Despite the difficulties, however, Papava said Tblisi remains firm in its determination to continue democratic and market-oriented transformations.
Minister Says Croatia Has Remarkable Stability
Croatian Finance Minister Borislav Skegro said Croatia has achieved what he calls remarkable economic stability -- with above average growth and inflation held to below four percent.
He told the annual meetings of the IMF and the World Bank yesterday that Croatia is one of the successful cases among the transition economies in emerging Europe.
But he also acknowledged that because of the country's low domestic savings rate, its size, and location, it is not able to attract adequate flows of private capital and is having to depend on official flows such as loans from the international institutions.
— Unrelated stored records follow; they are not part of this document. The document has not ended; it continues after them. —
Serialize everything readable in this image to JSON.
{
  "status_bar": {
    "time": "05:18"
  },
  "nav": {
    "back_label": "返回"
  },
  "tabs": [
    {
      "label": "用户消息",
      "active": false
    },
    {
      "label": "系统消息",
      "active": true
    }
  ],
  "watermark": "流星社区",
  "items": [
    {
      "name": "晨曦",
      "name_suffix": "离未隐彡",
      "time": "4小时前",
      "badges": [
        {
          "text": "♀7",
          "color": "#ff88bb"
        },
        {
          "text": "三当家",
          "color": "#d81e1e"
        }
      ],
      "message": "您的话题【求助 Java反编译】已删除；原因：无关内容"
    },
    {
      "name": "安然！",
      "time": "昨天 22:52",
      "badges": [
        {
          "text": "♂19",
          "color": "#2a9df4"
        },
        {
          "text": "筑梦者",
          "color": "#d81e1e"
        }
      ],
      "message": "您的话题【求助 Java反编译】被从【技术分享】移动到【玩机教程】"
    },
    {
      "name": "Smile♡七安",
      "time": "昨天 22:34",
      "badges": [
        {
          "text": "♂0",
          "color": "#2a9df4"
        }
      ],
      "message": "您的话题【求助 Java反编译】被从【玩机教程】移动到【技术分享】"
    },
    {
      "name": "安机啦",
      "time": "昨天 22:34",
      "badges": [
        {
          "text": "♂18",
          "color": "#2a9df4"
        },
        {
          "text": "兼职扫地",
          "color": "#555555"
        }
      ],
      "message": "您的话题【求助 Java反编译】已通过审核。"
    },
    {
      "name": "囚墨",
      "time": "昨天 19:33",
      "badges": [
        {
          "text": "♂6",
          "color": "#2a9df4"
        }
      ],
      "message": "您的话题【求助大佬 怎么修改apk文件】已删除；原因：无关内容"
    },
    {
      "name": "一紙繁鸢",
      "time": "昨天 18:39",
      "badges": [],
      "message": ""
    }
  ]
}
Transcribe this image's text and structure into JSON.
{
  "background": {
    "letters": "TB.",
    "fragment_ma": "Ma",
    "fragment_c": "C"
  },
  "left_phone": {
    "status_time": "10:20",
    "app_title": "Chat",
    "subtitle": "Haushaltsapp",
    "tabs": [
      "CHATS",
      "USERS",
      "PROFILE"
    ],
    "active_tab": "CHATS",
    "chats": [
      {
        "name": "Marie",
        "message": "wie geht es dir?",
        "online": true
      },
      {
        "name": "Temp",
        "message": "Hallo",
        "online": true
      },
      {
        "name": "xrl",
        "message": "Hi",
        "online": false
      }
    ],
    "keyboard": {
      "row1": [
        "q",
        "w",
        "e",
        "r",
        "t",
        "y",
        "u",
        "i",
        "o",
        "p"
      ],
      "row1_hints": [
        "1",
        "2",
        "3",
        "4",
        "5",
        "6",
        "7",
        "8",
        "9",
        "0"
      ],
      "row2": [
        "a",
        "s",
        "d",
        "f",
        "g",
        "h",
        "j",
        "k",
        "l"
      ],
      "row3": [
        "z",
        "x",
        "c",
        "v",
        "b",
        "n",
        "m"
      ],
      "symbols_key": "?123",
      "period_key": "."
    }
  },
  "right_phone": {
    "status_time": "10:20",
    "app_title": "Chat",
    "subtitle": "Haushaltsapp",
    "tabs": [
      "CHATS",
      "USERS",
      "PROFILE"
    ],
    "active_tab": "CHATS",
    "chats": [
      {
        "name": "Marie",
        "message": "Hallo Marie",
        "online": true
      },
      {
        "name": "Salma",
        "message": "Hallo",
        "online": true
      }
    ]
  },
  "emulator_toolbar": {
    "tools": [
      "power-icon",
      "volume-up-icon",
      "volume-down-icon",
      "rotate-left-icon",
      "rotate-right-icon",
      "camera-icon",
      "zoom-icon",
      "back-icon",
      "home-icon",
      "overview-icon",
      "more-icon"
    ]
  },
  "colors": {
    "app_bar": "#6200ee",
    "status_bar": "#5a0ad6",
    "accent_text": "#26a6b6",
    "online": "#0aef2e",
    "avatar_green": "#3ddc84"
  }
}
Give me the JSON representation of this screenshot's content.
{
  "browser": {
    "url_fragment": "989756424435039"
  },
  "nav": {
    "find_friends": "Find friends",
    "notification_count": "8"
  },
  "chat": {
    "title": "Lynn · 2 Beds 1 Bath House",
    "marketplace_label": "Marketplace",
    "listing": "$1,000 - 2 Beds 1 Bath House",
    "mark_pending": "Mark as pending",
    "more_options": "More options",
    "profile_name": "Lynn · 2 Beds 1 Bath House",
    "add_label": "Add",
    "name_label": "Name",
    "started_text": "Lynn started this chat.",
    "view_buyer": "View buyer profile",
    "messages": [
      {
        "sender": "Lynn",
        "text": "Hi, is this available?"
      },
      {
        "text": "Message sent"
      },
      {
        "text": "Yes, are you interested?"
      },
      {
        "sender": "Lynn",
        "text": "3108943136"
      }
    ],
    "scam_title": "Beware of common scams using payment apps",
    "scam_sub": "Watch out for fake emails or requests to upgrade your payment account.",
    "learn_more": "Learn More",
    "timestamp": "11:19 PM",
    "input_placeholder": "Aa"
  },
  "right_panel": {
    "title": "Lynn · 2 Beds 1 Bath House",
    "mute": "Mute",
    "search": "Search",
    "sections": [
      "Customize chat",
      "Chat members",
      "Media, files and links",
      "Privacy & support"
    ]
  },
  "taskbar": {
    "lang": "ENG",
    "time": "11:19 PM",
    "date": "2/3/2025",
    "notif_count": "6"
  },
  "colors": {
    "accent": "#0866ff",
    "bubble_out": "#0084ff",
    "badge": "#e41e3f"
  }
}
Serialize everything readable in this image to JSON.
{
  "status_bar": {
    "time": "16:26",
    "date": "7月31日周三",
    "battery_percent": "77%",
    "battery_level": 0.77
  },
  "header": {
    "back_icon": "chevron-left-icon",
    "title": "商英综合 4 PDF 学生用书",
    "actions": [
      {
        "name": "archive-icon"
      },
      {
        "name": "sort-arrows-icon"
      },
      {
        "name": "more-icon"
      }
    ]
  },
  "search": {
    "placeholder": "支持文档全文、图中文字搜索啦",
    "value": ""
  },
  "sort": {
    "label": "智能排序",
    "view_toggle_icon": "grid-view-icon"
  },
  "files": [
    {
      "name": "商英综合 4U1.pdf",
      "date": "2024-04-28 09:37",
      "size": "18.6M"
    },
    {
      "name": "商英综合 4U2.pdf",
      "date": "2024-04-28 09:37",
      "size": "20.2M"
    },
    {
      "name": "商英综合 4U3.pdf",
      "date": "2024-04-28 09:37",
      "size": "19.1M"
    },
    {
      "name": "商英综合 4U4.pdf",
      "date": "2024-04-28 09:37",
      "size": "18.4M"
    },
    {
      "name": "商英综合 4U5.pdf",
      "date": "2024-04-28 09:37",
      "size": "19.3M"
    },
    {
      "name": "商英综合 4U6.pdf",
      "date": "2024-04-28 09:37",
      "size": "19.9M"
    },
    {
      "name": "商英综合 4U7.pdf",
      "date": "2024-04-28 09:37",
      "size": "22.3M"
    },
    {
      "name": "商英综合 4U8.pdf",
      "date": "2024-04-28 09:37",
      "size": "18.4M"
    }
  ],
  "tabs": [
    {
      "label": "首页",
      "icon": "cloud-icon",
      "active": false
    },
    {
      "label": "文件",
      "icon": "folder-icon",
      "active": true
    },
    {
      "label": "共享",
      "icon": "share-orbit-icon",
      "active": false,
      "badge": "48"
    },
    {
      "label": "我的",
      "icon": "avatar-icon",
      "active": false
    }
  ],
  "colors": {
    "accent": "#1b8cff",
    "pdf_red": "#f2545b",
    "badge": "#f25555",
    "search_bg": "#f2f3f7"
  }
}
Skegro said that even with its strong growth, Croatia still needs to reform its banking sector, move ahead on privatization of state-owned banks and large public enterprises, and make the trade system consistent with requirements to joint the World Trade Organization (WTO).
Darbinian Says Regional Cooperation First Priority
Armenian Prime Minister Armen Darbinian said that regional cooperation is a first priority for Armenia's foreign policy, but that it is seriously hampered by the continuing blockade imposed by Turkey and Azerbaijan.
Speaking to the annual meetings of the IMF and the World Bank yesterday, Darbinian said cooperation and integration, globally and regionally, is a central element of the world's economy going into the 21st century.
Darbinian said Armenia's economy has demonstrated significant achievements in the past year, but did not mention to what extent it has been affected by the Russian financial crisis.
The prime minister said in reforming the architecture of the world economy, it is necessary to have a global system that is stable, sound, open, transparent and fair.